  1. Ethical guidelines and standards have been followed at every single step of the data collection and transfer. Prior explicit agreement from relevant local authorities and individual owners was systematically obtained for each sampling campaign within private dwellings. Trapping sessions and transfer of biological samples were carried out in accordance with requirements of local and French legislations. We systematically received an explicit approval from the relevant institutional comitee (Centre de Biologie pour la Gestion des Populations (CBGP): Agrement pour l’utilisation d’animaux à des fins scientifiques D-34-169-1) for all protocols used to handle biological materials. We also ensured that any animal-related procedure was performed according to official ethical guidelines provided by the American Society of Mammalogists (Sikes and Gannon 2011). None of the rodent species investigated here has any protected status from the International Union for Conservation of Nature. The dataset is an extraction of the BPM database - internal Small Mammal database of the laboratory CBGP (Centre de Biologie pour la Gestion des Populations) to manage data and preserve specimen involved : field campain data, taxonomic data, sequenced data

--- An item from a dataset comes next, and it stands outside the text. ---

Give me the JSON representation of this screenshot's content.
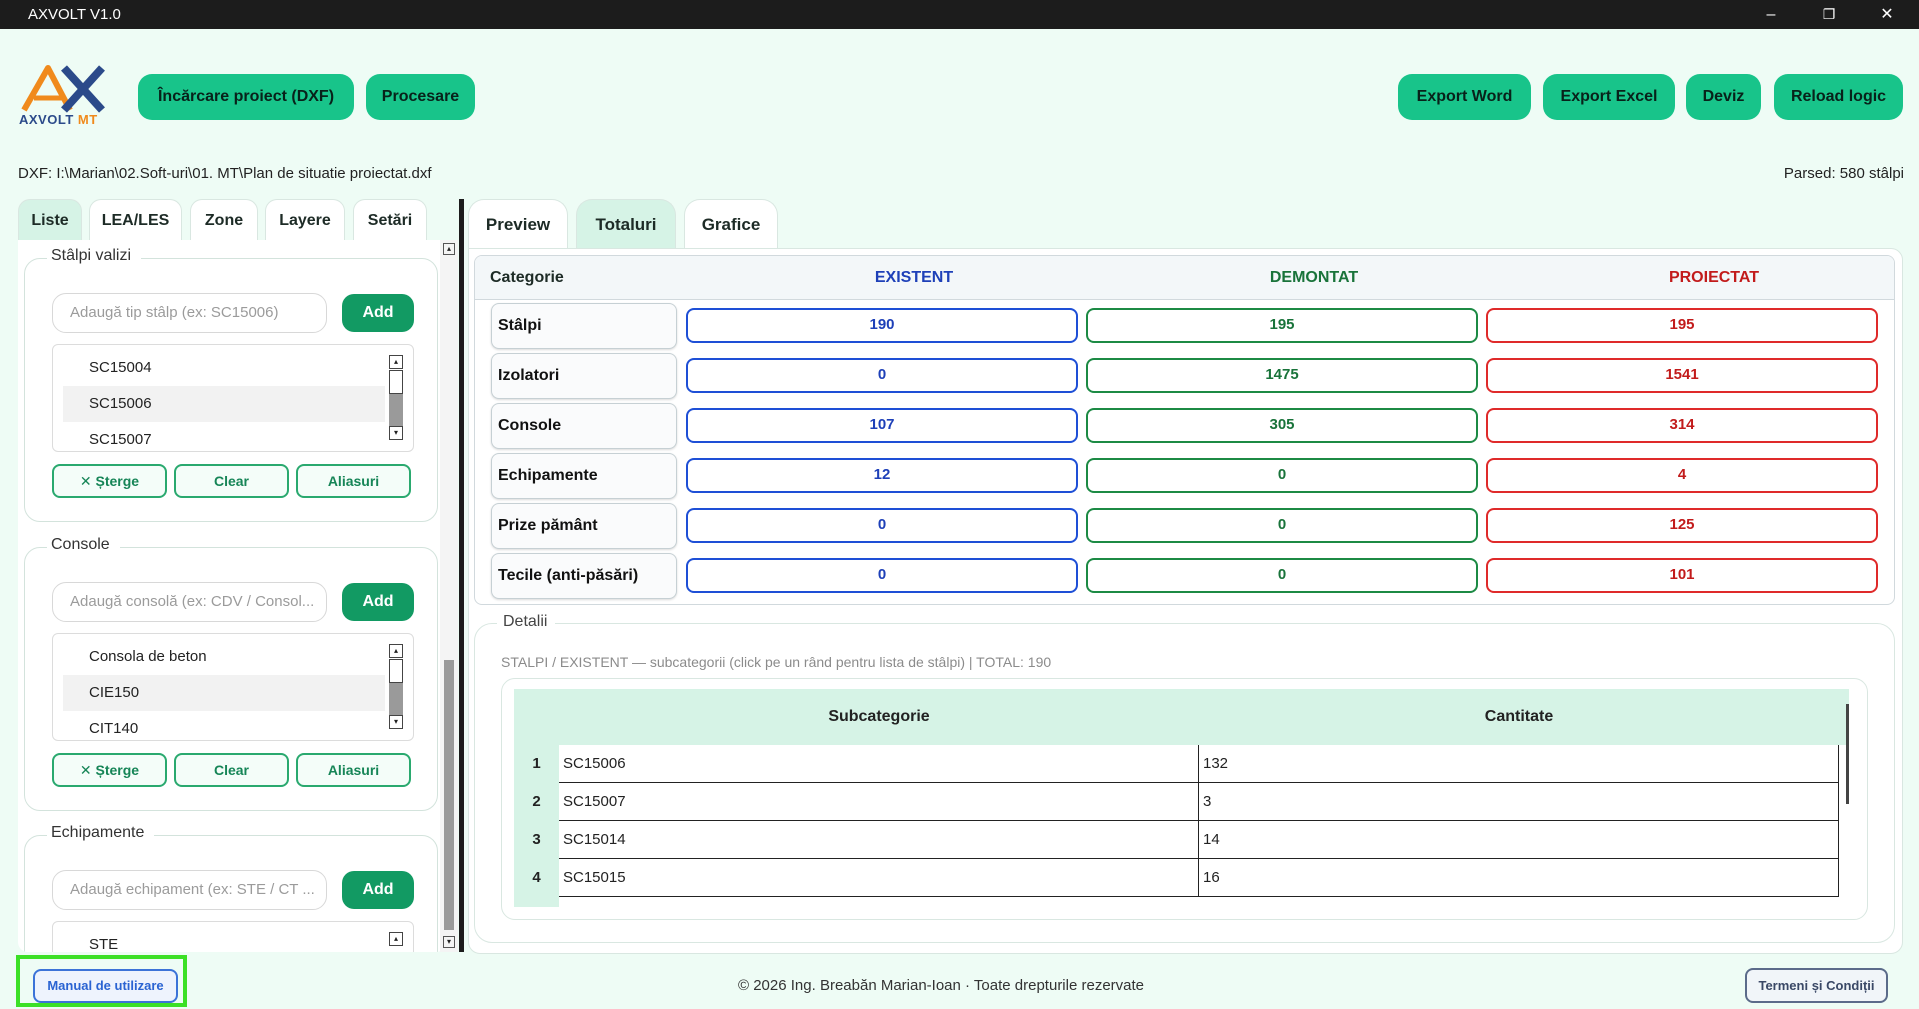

Collection Data

Collection Name CBGP-SMaC : Small Mammal Collection
Collection Identifier doi:10.15454/WWNUPO
Specimen preservation methods Alcohol

Additional Metadata

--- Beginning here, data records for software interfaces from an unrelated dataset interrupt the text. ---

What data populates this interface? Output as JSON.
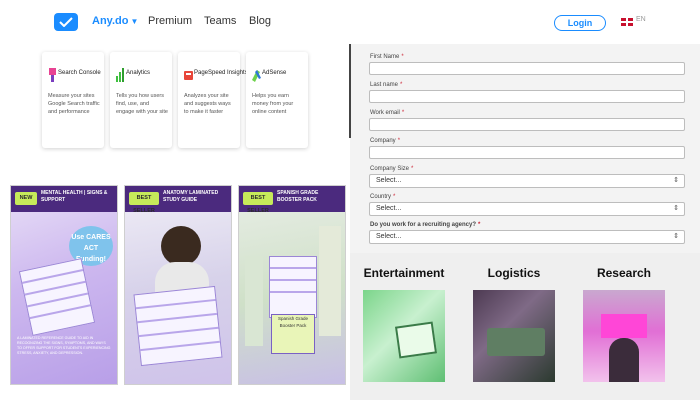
{
  "nav": {
    "brand": "Any.do",
    "items": [
      "Premium",
      "Teams",
      "Blog"
    ],
    "login": "Login",
    "lang": "EN"
  },
  "cards": [
    {
      "title": "Search Console",
      "desc": "Measure your sites Google Search traffic and performance",
      "icon": "search-console-icon",
      "color": "#e84393"
    },
    {
      "title": "Analytics",
      "desc": "Tells you how users find, use, and engage with your site",
      "icon": "analytics-bars-icon",
      "color": "#3fbf3f"
    },
    {
      "title": "PageSpeed Insights",
      "desc": "Analyzes your site and suggests ways to make it faster",
      "icon": "pagespeed-icon",
      "color": "#e8463a"
    },
    {
      "title": "AdSense",
      "desc": "Helps you earn money from your online content",
      "icon": "adsense-icon",
      "color": "#6ed14c"
    }
  ],
  "products": [
    {
      "badge": "NEW",
      "header": "MENTAL HEALTH | SIGNS & SUPPORT",
      "callout": "Use CARES ACT Funding!",
      "desc": "A LAMINATED REFERENCE GUIDE TO AID IN RECOGNIZING THE SIGNS, SYMPTOMS, AND WAYS TO OFFER SUPPORT FOR STUDENTS EXPERIENCING STRESS, ANXIETY, AND DEPRESSION."
    },
    {
      "badge": "BEST SELLER",
      "header": "ANATOMY LAMINATED STUDY GUIDE"
    },
    {
      "badge": "BEST SELLER",
      "header": "SPANISH GRADE BOOSTER PACK",
      "cover": "Spanish Grade Booster Pack"
    }
  ],
  "form": {
    "fields": [
      {
        "label": "First Name",
        "required": "*"
      },
      {
        "label": "Last name",
        "required": "*"
      },
      {
        "label": "Work email",
        "required": "*"
      },
      {
        "label": "Company",
        "required": "*"
      }
    ],
    "selects": [
      {
        "label": "Company Size",
        "required": "*",
        "value": "Select..."
      },
      {
        "label": "Country",
        "required": "*",
        "value": "Select..."
      },
      {
        "label": "Do you work for a recruiting agency?",
        "required": "*",
        "value": "Select..."
      }
    ]
  },
  "categories": [
    "Entertainment",
    "Logistics",
    "Research"
  ],
  "colors": {
    "accent": "#1a8cff",
    "product_header": "#4b2a7e",
    "badge": "#c6ea5a"
  }
}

Purpose This dataset aims to describe the biodiversity of gastrointestinal helminths parasiting small mammals in sahelo-sudanian Africa. It will enable to better understand the biotic and abiotic factors that structure parasite assemblages in small mammals in environments corresponding to various degrees of anthropisation. Together with the associated collections (https://doi.org/10.15454/WWNUPO), it should be a very helpful tool for studies that aim to improve taxonomy and systematics of gastro-intestinal helminths.
Maintenance Description The dataset will be regulary updated as new data are available.
Alternative Identifiers cb0e54b8-98c7-4df1-93ed-a58ecb75d930